16. The government will extract a fee of $2 billion annually from medical device makers. If you are a medical device maker what you will pay depends on your share of medical device sales in the U.S. So, if you sell 10% of the medical devices in the U.S., what you pay will be 10% multiplied by $2 billion, or $200,000,000. Forced to ship your manufacturing jobs over seas putting thousands out of work? Tough. (Section 9009 (b)).
The reconciliation package turns that into a 2.9% excise tax for medical device makers. Think you, as a medical device maker, know how to better use that money, say for research and development? Tough. (Section 1405).
17. The government will extract a fee of $6.7 billion annually from insurance companies. If you are an insurer, what you will pay depends on your share of net premiums plus 200% of your administrative costs. So, if your net premiums and administrative costs are equal to 10% of the total, you will pay 10% of $6.7 billion, or $670,000,000. In the reconciliation bill, the fee will start at $8 billion in 2014, $11.3 billion in 2015, $1.9 billion in 2017, and $14.3 billion in 2018 (Section 1406). Fees destroy your profit margin, forcing you out of business? Tough. (Section 9010 (b) (1) (A and B).)

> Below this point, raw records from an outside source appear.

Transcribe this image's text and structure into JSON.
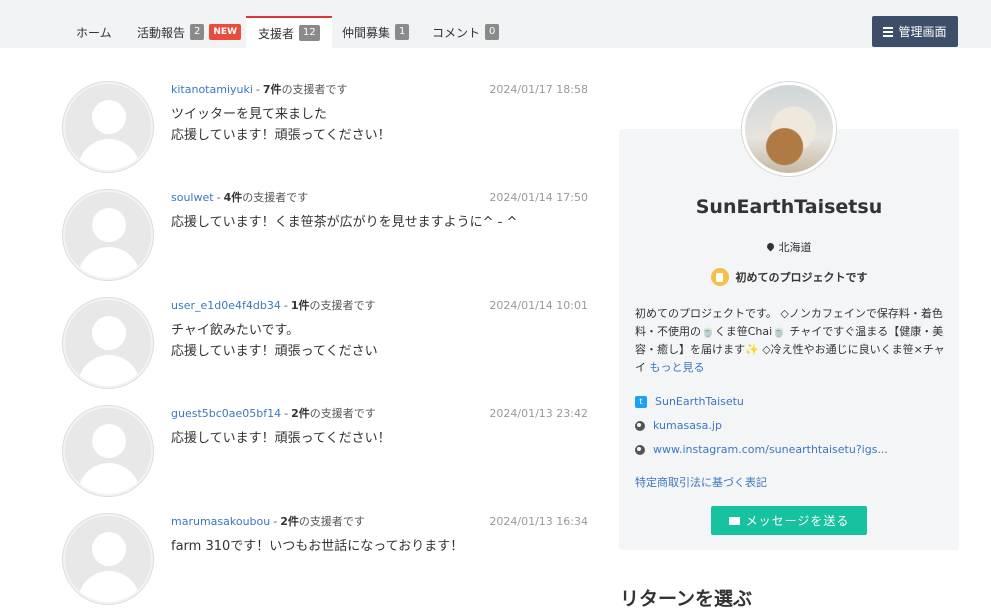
{
  "tabs": [
    {
      "label": "ホーム",
      "count": null,
      "badge": null
    },
    {
      "label": "活動報告",
      "count": "2",
      "badge": "NEW"
    },
    {
      "label": "支援者",
      "count": "12",
      "badge": null,
      "active": true
    },
    {
      "label": "仲間募集",
      "count": "1",
      "badge": null
    },
    {
      "label": "コメント",
      "count": "0",
      "badge": null
    }
  ],
  "admin_button": {
    "label": "管理画面",
    "icon": "menu-icon"
  },
  "comments": [
    {
      "user": "kitanotamiyuki",
      "sep": "-",
      "count": "7件",
      "count_suffix": "の支援者です",
      "date": "2024/01/17 18:58",
      "lines": [
        "ツイッターを見て来ました",
        "応援しています！頑張ってください！"
      ]
    },
    {
      "user": "soulwet",
      "sep": "-",
      "count": "4件",
      "count_suffix": "の支援者です",
      "date": "2024/01/14 17:50",
      "lines": [
        "応援しています！くま笹茶が広がりを見せますように^ - ^",
        ""
      ]
    },
    {
      "user": "user_e1d0e4f4db34",
      "sep": "-",
      "count": "1件",
      "count_suffix": "の支援者です",
      "date": "2024/01/14 10:01",
      "lines": [
        "チャイ飲みたいです。",
        "応援しています！頑張ってください"
      ]
    },
    {
      "user": "guest5bc0ae05bf14",
      "sep": "-",
      "count": "2件",
      "count_suffix": "の支援者です",
      "date": "2024/01/13 23:42",
      "lines": [
        "応援しています！頑張ってください！",
        ""
      ]
    },
    {
      "user": "marumasakoubou",
      "sep": "-",
      "count": "2件",
      "count_suffix": "の支援者です",
      "date": "2024/01/13 16:34",
      "lines": [
        "farm 310です！いつもお世話になっております！",
        ""
      ]
    }
  ],
  "profile": {
    "name": "SunEarthTaisetsu",
    "location": "北海道",
    "badge": "初めてのプロジェクトです",
    "description": "初めてのプロジェクトです。 ◇ノンカフェインで保存料・着色料・不使用の🍵くま笹Chai🍵 チャイですぐ温まる【健康・美容・癒し】を届けます✨ ◇冷え性やお通じに良いくま笹×チャイ",
    "more_label": "もっと見る",
    "links": [
      {
        "icon": "twitter-icon",
        "text": "SunEarthTaisetu"
      },
      {
        "icon": "globe-icon",
        "text": "kumasasa.jp"
      },
      {
        "icon": "globe-icon",
        "text": "www.instagram.com/sunearthtaisetu?igs..."
      }
    ],
    "law_link": "特定商取引法に基づく表記",
    "message_button": "メッセージを送る"
  },
  "returns_heading": "リターンを選ぶ",
  "colors": {
    "accent_red": "#d9383a",
    "link_blue": "#3a78c2",
    "admin_navy": "#3d4f68",
    "message_green": "#17c2a1"
  }
}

18. If an insurance company board or its stockholders think the CEO is worth more than $500,000 in deferred compensation? Tough. (Section 9014).
19. You will have to pay an additional 0.5% payroll tax on any dollar you make over $250,000 if you file a joint return and $200,000 if you file an individual return. Don't want the government taking more of your hard earned money? Tough, eat it bourgeoisie. (Section 9015). That amount will rise to a 3.8% tax if reconciliation passes. It will also apply to investment income, estates, and trusts. (Section 1402).
20. If you go for cosmetic surgery, you will pay an additional 5% tax on the cost of the procedure. Don't want Uncle Sam double dipping in your pockets? Tough. (Section 9017).